Or should that just be – Leave France – as quickly as possible. I’m sorry, but for me it is just a big – very big – lump of earth that leads the way to Spain. Mind you, I had a really lovely trip to Paris a few years ago.
Yes, we opted for the drive. Once that decision had been made it was on to the age old dilemma of whether to go via ferry to Spain or France and if so, where should we leave from? Dover, Portsmouth or Plymouth (in December??) Well, our research showed it takes at least six years and fourteen weeks by ferry to Spain (well, nearly) and they insist you house your pet in a kennel. Not going to work. So we were left with the daunting French options. The Tunnel won. We’ve been on loads of ferries, thank you, but none of us had ever been through the Tunnel. So Le Shuttle it would be. I was quite excited as we pulled up to the entrance booth and it flashed my name, registration and a big fat welcome. Such enjoyment was very shortlived as we were ushered impatiently through the French passport control – little did we know but this moment would come back to bite us on the bum – but more of that later, much later, when we finally get to the section ‘Applying for Residency as a Non EU Citizen’ exasperated groan. It was all a bit bleak driving down the feeder road to the train – I thought we were already there (haha no offence, but I have been to Calais before!) but I was soon distracted by the growing anticipation of having to actually maneouver the car onto the train – neither of us can remember exactly why I was doing the driving – my overwhelming need to control everything? not sure – but anyway, it was all relatively easy as it happens, and I shall always be grateful to the giant SUV infront for showing me the way.
Calais was exactly as I remembered. Having started to get a bit knackered around Reims (we had began our journey in the Midlands) we decided to stop for the night. Now, let’s not forget that the one thing the French do extremely well is food, so I was quite looking forward to my tea. We found an Ibis, nice and cheap and we could have the dog with us for an extra 10 euros – excellent stuff. We dumped our stuff and headed for the restaurant. Never, in the history of eating out, have I ever been met with such disdain. We were shown to our table with a grimace and not a word of either French or English and there we waited. And waited. Finally, someone took our order and, once again, we were met with what is becoming an all to familiar occurance on this trip – a complete disappointment. Is it just me?
So to bed. Fell asleep immediately – the bed was very comfy – I concede. Oh my life – woke up to a string of expletives – husband had woken and without his contact lenses had tried to find his way to the bathroom, well to the lightswitch in the first instance – and discovered not only were the lights out there was no power at all! – Just our room, you understand. Is it just me? Well, after much marching up and down to the front desk for explanations, resolutions and finally guest recovery options, we ended up agreeing to get the hell out and the charge for half a nights accommodation would be on them.

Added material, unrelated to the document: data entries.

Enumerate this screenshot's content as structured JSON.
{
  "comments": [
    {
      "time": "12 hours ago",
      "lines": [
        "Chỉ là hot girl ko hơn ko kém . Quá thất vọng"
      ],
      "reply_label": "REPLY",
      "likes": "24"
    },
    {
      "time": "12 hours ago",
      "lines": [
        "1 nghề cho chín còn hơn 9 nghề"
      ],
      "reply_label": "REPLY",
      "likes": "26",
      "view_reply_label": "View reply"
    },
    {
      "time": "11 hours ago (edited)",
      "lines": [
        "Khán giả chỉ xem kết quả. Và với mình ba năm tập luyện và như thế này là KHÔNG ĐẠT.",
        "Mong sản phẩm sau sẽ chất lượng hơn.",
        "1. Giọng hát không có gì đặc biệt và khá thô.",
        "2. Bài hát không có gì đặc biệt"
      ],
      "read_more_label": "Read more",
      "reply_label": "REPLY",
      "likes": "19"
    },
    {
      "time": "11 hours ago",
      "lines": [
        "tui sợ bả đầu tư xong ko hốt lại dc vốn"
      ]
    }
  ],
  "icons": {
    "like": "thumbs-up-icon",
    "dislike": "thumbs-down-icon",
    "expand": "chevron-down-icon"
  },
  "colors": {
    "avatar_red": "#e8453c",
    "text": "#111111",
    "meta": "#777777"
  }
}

It was cold. We knew that. But as we trundled along this ENDLESS highway I noticed white stuff? Frost? Then the warning lights were being lit – and warning messages appeared – in French of course. No, I’m not going to complain, but I did curse my limited french vocabulary – but it was when we were joined by a fleet of snow ploughs that my heart sank to my knees. For what seemed like a million miles I managed to keep going (rear wheel drive you understand, German precision yes, but totally useless in anything other than glorious sunshine), with my buttocks firmly clenched – the seat would have to be surgically removed in Barcelona – we carried on and it was then, when Husband kindly suggested we stop for a coffee that it happened. Dear life. I just lost it. The back end went and that was it. All I could see was the central reservation (an insipid shade of concrete) looming towards us. How we didn’t hit it I will never know. Finally, we came to a stand still. White with fear, the three of us. And the worst of it – we had gone spinning past the services sliproad and so missed our chance to get off and had to keep going. This could be a good thing. If I could have got out of that car there and then, I wonder if I would have ever got back in. Excuse me, I thought we were going SOUTH? Finally, the snow was replaced with the wind. Gale force wind. Yes, they illuminated the warning signs for the wind too. The Mistral, I believe, as I learned later. I can’t even be bear to write about how awful that was. And then, as the dawn broke we saw the mountains, the wind stopped and we were in Spain. And the sun came out.